That children are like this is unsurprising as they evolve rapidly. As babies, they have to learn to walk and to talk. They then have to work out the complexities of their first social relationships and to engage with the adult world. To do this, children have to regularly move out of their comfort zones, building grit and resilience and developing their physical, emotional and mental capacities at great pace. I often think that the equivalent in the adult world would be if we had to learn to fly within a matter of weeks.
The trouble is, these positive traits often get knocked out of us as we grow up by well-meaning adults and by our schooling. Free-flowing imagination is regarded as a waste of time. We are told to stop day-dreaming and to get our head out of the clouds. Adults teach us to fear the unknown and we are encouraged to stick to familiar paths. Risk-taking is considered to be a reckless act and playfulness is seen as the domain of children.
Creativity and imagination in school leadership
It is this lack of playfulness and adventure that eventually stifles our creativity and imagination, leading to lacklustre feelings about our lives and work. In school leadership, this will inevitably have a detrimental impact on decision-making and risk-taking becomes almost impossible.
But if we allow our imaginations more freedom and let ourselves explore and play more frequently, risk-taking at management level becomes, not just easy, but highly desirable.
Every risk that I have taken at my school – from teaching pupils to shoot guns to getting them to work with knives and fire – has been motivated by the childlike traits of wanting to adventure and play.
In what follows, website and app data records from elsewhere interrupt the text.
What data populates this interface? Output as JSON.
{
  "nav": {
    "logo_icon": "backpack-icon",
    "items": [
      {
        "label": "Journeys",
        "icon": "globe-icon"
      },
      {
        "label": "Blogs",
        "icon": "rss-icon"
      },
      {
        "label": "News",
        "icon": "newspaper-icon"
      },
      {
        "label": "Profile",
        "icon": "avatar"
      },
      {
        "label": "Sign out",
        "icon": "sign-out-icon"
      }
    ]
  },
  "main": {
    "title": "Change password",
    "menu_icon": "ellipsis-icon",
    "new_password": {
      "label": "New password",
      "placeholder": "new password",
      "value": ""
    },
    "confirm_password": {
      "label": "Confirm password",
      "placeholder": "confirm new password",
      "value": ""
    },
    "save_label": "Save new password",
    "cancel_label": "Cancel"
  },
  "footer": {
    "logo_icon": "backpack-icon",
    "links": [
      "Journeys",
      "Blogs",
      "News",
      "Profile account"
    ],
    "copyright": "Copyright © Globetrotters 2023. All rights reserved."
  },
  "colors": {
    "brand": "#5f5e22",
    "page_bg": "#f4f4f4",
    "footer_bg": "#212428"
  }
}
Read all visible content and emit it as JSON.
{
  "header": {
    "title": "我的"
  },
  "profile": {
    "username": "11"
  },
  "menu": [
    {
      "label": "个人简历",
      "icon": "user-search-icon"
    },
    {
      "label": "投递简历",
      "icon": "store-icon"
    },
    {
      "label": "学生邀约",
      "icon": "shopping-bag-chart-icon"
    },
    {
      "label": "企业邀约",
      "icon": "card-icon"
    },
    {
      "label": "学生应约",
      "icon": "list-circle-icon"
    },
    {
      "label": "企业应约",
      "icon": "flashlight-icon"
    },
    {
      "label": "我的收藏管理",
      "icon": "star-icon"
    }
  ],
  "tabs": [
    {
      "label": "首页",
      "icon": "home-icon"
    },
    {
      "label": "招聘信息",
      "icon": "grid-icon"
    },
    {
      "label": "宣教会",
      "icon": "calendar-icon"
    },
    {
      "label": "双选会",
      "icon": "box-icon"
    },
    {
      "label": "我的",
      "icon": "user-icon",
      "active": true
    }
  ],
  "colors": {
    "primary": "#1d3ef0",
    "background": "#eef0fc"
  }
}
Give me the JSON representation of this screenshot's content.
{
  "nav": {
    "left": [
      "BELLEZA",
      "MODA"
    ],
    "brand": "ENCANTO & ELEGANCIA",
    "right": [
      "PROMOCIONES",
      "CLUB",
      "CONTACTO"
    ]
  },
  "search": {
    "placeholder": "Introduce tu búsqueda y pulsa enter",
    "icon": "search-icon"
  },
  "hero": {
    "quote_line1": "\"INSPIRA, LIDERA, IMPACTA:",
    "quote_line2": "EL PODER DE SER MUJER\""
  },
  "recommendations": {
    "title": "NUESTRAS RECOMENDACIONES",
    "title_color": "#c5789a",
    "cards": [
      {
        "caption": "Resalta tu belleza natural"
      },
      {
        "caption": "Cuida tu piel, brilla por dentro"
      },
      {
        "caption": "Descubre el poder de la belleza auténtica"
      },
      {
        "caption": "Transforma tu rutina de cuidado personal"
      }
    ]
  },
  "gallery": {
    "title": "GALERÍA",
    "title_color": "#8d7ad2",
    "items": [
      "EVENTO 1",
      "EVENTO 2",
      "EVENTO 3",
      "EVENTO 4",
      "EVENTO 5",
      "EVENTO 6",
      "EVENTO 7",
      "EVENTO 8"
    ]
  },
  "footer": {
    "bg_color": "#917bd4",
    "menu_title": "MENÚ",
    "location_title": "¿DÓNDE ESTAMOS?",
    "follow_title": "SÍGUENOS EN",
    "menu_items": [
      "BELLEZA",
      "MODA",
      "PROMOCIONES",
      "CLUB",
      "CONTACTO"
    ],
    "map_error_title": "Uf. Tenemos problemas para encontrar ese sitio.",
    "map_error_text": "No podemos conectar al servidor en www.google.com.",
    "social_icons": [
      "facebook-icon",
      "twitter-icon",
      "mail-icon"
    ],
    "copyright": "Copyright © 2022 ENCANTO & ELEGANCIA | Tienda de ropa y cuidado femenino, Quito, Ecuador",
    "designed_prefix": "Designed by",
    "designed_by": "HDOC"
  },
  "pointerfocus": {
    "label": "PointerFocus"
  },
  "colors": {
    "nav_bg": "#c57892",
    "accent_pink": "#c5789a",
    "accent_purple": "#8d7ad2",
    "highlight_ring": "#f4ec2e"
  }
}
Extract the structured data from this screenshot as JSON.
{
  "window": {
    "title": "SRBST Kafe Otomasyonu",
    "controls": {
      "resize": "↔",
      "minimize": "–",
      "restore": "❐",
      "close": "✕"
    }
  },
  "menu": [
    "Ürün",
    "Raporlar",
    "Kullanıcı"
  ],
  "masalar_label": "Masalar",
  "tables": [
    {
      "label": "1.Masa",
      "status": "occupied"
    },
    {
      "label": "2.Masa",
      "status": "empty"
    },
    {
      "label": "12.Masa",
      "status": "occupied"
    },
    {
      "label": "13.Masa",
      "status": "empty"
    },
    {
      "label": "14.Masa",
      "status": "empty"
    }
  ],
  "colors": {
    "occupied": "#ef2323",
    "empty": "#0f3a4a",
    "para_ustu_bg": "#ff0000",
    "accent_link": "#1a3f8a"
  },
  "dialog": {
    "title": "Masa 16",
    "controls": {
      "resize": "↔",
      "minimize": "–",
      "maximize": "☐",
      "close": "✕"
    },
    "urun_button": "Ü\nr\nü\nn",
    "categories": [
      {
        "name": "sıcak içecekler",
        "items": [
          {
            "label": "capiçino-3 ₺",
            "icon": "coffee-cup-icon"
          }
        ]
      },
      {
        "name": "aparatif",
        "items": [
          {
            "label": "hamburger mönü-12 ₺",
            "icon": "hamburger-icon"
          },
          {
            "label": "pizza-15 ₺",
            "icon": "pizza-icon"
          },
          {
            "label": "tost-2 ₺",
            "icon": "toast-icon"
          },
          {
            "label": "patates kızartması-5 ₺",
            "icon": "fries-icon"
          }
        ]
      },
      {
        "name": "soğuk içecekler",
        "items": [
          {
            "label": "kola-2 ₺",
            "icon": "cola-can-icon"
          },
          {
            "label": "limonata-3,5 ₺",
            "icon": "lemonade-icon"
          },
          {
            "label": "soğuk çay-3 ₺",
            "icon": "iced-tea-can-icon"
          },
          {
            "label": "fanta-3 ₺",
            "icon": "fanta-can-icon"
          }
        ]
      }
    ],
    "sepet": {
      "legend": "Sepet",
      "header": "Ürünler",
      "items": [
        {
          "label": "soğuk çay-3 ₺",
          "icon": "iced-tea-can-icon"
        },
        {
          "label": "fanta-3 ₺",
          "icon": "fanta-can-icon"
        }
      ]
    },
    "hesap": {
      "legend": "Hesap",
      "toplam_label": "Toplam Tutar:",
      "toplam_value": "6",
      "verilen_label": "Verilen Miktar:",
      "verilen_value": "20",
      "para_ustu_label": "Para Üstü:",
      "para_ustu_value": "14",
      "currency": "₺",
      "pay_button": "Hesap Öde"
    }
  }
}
With each innovation, the school has become more successful. This has made my school leadership team increasingly confident about risk-taking.
Adopting a more adventurous attitude towards life and work does not require a complete overhaul. It can be as simple as exploring a place we have never visited before, or spending more time day-dreaming just for the fun of it.
Above all, we need to look to our pupils – and learn from them, because embracing a more childlike approach to life is what will support our ability and desire to take more risks as leaders.
Mike Fairclough is headteacher at West Rise Junior School, which was Tes School of the Year 2015, and author of Playing with Fire: embracing risk and danger in schools